• [PROBLEM STATEMENT] Each line below must be set down exactly; omit any image you find.

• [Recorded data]
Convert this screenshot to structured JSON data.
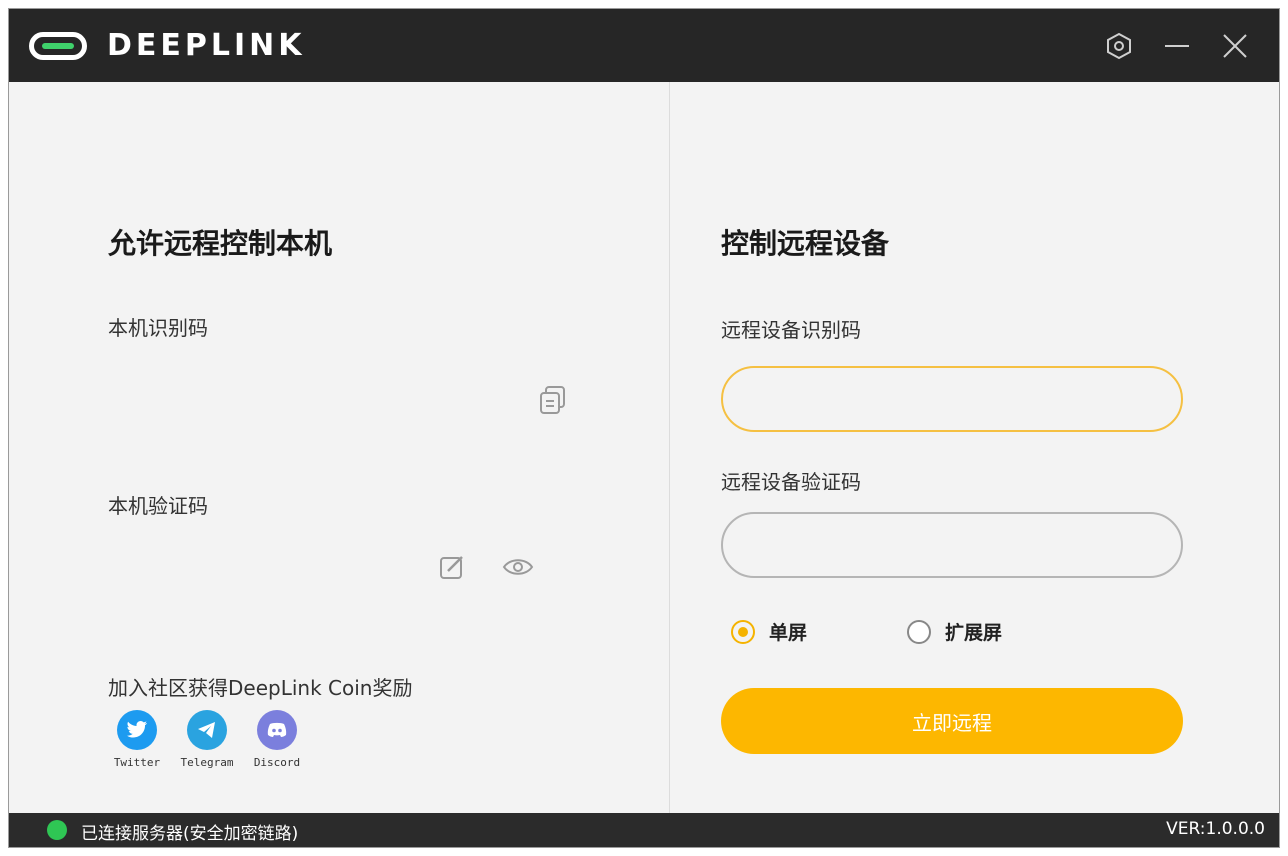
{
  "app": {
    "brand_name": "DEEPLINK",
    "brand_accent": "#3fd16b"
  },
  "titlebar": {
    "controls": [
      {
        "name": "settings",
        "icon": "hexagon-gear-icon"
      },
      {
        "name": "minimize",
        "icon": "minus-icon"
      },
      {
        "name": "close",
        "icon": "close-icon"
      }
    ]
  },
  "left_panel": {
    "title": "允许远程控制本机",
    "device_id_label": "本机识别码",
    "device_id_value": "",
    "copy_icon": "copy-icon",
    "verify_code_label": "本机验证码",
    "verify_code_value": "",
    "edit_icon": "edit-icon",
    "view_icon": "eye-icon",
    "community_text": "加入社区获得DeepLink Coin奖励",
    "socials": [
      {
        "label": "Twitter",
        "icon": "twitter-icon",
        "color": "#1d9bf0"
      },
      {
        "label": "Telegram",
        "icon": "telegram-icon",
        "color": "#2aa3e0"
      },
      {
        "label": "Discord",
        "icon": "discord-icon",
        "color": "#7b7fdd"
      }
    ]
  },
  "right_panel": {
    "title": "控制远程设备",
    "remote_id_label": "远程设备识别码",
    "remote_id_value": "",
    "remote_code_label": "远程设备验证码",
    "remote_code_value": "",
    "display_options": [
      {
        "label": "单屏",
        "selected": true
      },
      {
        "label": "扩展屏",
        "selected": false
      }
    ],
    "connect_button": "立即远程",
    "accent": "#fdb700"
  },
  "statusbar": {
    "status_text": "已连接服务器(安全加密链路)",
    "status_color": "#2fc654",
    "version": "VER:1.0.0.0"
  }
}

• [WRITTEN ANSWER]
Convert this screenshot to structured JSON data.
{
  "app": {
    "brand_name": "DEEPLINK",
    "brand_accent": "#3fd16b"
  },
  "titlebar": {
    "controls": [
      {
        "name": "settings",
        "icon": "hexagon-gear-icon"
      },
      {
        "name": "minimize",
        "icon": "minus-icon"
      },
      {
        "name": "close",
        "icon": "close-icon"
      }
    ]
  },
  "left_panel": {
    "title": "允许远程控制本机",
    "device_id_label": "本机识别码",
    "device_id_value": "",
    "copy_icon": "copy-icon",
    "verify_code_label": "本机验证码",
    "verify_code_value": "",
    "edit_icon": "edit-icon",
    "view_icon": "eye-icon",
    "community_text": "加入社区获得DeepLink Coin奖励",
    "socials": [
      {
        "label": "Twitter",
        "icon": "twitter-icon",
        "color": "#1d9bf0"
      },
      {
        "label": "Telegram",
        "icon": "telegram-icon",
        "color": "#2aa3e0"
      },
      {
        "label": "Discord",
        "icon": "discord-icon",
        "color": "#7b7fdd"
      }
    ]
  },
  "right_panel": {
    "title": "控制远程设备",
    "remote_id_label": "远程设备识别码",
    "remote_id_value": "",
    "remote_code_label": "远程设备验证码",
    "remote_code_value": "",
    "display_options": [
      {
        "label": "单屏",
        "selected": true
      },
      {
        "label": "扩展屏",
        "selected": false
      }
    ],
    "connect_button": "立即远程",
    "accent": "#fdb700"
  },
  "statusbar": {
    "status_text": "已连接服务器(安全加密链路)",
    "status_color": "#2fc654",
    "version": "VER:1.0.0.0"
  }
}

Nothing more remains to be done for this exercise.